The approach worked. A Facebook employee who is also a member of San Francisco Remembered reached out to Wright and within one day, his personal account was restored. All of the History Alliance groups have since been reopened.
Wright’s approach to getting an employee’s attention at Facebook relies on a privileged network that is out of reach for the vast majority of Facebook users, Burrell noted.
“That is the mode of all of these big platforms, to not have customer service, to not have someone you can contact if you have a problem,” Burrell said. She added that no regulations or policies exist yet that require real humans to step in when AI gets it wrong.
In September, the White House unveiled a “Blueprint for an AI Bill of Rights,” which outlines five protections Americans should have in the artificial intelligence age. One of those protections is a human alternative, which states, “People should always be able to opt out of AI systems in favor of a human alternative and have access to remedies when there are problems.” At this stage, the blueprint is a set of unenforceable recommendations.

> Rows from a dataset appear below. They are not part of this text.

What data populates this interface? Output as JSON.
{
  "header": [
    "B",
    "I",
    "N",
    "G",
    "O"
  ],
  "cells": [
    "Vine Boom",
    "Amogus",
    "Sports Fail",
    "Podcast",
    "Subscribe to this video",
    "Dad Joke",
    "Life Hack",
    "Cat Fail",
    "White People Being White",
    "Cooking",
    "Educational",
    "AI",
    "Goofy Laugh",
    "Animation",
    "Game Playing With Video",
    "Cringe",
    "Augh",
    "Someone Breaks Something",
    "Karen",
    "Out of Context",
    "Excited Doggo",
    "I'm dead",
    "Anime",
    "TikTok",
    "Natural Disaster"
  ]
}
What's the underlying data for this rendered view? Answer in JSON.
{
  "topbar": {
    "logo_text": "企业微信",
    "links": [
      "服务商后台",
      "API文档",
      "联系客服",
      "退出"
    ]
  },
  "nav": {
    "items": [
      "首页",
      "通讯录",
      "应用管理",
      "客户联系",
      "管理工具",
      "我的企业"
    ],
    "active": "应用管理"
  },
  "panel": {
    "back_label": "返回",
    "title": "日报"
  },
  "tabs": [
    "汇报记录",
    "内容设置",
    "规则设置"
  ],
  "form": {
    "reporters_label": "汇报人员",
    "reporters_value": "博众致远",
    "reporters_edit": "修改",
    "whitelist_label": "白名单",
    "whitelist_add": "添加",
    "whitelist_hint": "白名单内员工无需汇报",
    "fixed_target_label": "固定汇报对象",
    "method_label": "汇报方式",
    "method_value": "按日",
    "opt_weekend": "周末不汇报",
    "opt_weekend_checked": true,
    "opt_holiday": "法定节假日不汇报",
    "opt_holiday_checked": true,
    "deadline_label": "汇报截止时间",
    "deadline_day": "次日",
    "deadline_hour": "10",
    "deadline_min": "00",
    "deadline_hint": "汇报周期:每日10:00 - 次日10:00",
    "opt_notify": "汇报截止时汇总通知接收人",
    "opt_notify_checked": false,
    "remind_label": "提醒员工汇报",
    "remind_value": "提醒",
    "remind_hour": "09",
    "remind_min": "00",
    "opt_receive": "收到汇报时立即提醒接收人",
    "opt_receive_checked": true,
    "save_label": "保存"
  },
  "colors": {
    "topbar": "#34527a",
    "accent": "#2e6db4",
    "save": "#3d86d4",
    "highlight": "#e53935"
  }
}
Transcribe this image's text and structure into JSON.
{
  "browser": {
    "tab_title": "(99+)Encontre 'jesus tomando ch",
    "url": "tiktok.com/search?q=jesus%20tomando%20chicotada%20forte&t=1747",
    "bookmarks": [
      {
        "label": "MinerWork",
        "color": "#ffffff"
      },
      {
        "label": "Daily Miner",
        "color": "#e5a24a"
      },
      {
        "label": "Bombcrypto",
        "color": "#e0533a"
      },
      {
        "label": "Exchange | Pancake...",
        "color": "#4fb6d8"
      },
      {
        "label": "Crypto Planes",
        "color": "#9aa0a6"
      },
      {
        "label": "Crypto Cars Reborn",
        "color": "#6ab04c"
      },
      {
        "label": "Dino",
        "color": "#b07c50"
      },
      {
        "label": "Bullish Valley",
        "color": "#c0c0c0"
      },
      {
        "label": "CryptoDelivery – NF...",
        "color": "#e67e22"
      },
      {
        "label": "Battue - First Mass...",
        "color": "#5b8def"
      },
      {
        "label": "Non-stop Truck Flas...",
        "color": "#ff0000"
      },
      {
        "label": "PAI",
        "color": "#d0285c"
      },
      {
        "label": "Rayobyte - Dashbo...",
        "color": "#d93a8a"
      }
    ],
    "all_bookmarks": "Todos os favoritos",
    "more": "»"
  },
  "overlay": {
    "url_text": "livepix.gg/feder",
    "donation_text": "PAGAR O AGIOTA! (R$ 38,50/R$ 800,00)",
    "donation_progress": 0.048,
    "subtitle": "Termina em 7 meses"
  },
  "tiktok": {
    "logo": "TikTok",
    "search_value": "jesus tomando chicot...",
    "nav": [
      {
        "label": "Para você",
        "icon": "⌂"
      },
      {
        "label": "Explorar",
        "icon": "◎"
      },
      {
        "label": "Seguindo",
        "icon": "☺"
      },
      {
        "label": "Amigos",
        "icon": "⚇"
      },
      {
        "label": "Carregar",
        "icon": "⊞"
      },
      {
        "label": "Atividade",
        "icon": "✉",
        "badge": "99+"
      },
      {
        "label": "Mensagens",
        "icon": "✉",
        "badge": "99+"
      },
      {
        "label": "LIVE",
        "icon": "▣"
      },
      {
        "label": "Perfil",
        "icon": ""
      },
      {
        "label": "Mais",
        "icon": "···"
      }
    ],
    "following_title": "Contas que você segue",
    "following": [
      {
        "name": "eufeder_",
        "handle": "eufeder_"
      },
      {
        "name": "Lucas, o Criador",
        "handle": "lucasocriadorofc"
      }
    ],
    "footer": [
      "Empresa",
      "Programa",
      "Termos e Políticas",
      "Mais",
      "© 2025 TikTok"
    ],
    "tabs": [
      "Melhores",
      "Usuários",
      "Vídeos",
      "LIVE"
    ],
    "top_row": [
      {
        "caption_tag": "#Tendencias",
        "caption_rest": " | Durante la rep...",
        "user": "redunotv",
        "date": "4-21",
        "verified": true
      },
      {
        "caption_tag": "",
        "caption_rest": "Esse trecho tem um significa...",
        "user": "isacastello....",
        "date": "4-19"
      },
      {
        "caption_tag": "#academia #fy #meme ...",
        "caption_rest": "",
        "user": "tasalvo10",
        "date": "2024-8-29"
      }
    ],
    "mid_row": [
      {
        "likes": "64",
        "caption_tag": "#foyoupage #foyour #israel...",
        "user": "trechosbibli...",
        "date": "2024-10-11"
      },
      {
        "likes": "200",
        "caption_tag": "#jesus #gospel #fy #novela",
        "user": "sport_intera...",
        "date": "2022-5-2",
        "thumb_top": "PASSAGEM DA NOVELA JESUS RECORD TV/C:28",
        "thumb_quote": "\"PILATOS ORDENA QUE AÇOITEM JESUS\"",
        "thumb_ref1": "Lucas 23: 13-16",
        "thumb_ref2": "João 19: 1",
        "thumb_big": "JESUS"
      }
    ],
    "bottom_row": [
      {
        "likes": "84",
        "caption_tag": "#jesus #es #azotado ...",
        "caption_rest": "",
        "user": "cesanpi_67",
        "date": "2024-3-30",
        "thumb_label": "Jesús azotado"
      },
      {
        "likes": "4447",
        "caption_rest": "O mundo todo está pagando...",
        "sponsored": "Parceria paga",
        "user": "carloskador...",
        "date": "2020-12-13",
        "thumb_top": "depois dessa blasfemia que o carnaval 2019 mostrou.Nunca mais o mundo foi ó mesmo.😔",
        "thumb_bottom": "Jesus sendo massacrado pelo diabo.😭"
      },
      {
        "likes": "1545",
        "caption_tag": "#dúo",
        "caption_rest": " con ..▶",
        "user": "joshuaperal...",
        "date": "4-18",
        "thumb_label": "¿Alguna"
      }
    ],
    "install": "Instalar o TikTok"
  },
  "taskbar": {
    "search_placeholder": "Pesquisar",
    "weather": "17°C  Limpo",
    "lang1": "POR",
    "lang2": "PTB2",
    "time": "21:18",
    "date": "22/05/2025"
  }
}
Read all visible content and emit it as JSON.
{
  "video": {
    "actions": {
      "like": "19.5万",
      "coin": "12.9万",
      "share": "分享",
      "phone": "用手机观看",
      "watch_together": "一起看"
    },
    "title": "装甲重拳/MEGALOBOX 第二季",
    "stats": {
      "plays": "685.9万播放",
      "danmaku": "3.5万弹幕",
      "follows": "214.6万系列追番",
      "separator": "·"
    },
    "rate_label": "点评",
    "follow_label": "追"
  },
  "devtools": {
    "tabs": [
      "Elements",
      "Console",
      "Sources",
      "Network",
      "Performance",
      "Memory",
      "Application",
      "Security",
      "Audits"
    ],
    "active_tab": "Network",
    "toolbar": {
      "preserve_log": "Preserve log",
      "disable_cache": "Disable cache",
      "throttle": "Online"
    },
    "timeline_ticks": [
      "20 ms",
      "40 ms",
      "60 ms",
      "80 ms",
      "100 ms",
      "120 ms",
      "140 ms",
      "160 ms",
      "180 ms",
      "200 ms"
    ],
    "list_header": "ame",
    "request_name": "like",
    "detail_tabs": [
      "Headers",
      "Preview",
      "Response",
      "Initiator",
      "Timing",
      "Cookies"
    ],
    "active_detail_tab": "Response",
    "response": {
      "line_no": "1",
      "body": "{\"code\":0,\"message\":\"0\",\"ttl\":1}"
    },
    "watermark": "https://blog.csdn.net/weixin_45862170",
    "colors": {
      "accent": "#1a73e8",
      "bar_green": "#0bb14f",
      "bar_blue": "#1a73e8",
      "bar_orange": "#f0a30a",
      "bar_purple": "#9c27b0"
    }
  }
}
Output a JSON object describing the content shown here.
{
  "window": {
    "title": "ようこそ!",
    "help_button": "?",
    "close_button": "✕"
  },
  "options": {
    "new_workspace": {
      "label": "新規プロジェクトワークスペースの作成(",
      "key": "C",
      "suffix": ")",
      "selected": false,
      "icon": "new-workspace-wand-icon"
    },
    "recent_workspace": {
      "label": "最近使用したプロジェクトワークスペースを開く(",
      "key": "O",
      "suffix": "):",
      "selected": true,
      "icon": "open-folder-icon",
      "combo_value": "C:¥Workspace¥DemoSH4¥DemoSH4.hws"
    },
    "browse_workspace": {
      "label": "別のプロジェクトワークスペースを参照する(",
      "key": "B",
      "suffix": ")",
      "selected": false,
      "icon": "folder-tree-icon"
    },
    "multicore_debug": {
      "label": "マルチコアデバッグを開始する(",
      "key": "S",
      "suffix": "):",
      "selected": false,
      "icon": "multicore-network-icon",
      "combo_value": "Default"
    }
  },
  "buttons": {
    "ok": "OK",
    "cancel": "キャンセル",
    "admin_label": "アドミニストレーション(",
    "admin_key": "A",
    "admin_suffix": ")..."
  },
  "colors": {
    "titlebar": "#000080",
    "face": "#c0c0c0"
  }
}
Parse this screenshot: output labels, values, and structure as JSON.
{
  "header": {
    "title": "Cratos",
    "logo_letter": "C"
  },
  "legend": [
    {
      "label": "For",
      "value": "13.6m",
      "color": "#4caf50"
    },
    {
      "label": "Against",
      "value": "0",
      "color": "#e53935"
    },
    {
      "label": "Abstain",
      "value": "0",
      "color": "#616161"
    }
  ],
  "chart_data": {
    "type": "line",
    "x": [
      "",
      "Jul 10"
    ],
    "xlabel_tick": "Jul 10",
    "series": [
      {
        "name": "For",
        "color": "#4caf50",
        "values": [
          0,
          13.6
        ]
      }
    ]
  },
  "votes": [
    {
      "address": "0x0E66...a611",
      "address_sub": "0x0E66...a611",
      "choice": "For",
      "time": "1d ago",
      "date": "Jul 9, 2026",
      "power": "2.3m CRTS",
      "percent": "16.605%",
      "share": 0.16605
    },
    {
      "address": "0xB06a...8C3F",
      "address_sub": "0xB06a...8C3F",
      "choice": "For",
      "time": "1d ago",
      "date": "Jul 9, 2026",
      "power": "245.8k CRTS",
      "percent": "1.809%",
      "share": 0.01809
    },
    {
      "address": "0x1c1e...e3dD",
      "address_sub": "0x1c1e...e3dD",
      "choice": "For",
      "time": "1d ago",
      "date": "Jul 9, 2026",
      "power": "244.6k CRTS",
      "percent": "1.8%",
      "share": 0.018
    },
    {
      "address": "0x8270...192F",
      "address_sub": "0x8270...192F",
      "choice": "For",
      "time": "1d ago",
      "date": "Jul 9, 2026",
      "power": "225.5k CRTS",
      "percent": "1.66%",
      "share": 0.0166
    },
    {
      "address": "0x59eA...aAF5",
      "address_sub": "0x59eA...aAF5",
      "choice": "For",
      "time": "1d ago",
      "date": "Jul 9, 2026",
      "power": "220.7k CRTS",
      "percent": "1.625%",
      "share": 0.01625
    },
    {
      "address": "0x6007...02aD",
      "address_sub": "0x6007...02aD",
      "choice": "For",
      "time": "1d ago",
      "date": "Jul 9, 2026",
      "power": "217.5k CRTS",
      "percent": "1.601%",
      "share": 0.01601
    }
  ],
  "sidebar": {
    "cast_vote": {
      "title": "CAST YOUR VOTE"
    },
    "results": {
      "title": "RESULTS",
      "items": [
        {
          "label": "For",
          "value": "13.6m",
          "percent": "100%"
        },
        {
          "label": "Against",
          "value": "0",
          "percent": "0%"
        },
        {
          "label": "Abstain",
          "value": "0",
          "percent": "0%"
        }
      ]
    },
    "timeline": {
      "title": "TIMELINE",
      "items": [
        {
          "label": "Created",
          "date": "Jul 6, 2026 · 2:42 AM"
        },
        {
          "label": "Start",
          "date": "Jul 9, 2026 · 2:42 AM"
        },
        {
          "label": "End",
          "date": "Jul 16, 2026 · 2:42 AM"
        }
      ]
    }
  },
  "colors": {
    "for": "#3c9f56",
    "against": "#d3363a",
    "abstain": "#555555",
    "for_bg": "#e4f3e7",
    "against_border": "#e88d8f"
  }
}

Wright is relieved to be back on track with the groups he founded. The outpouring of support he received from members while the future of the groups was uncertain reminded him of why he started the online history communities in the first place.
However, the problems he has with Facebook’s content moderation systems remain.
“It’s not only taking the fun out of it, but it’s exasperating,” Wright said.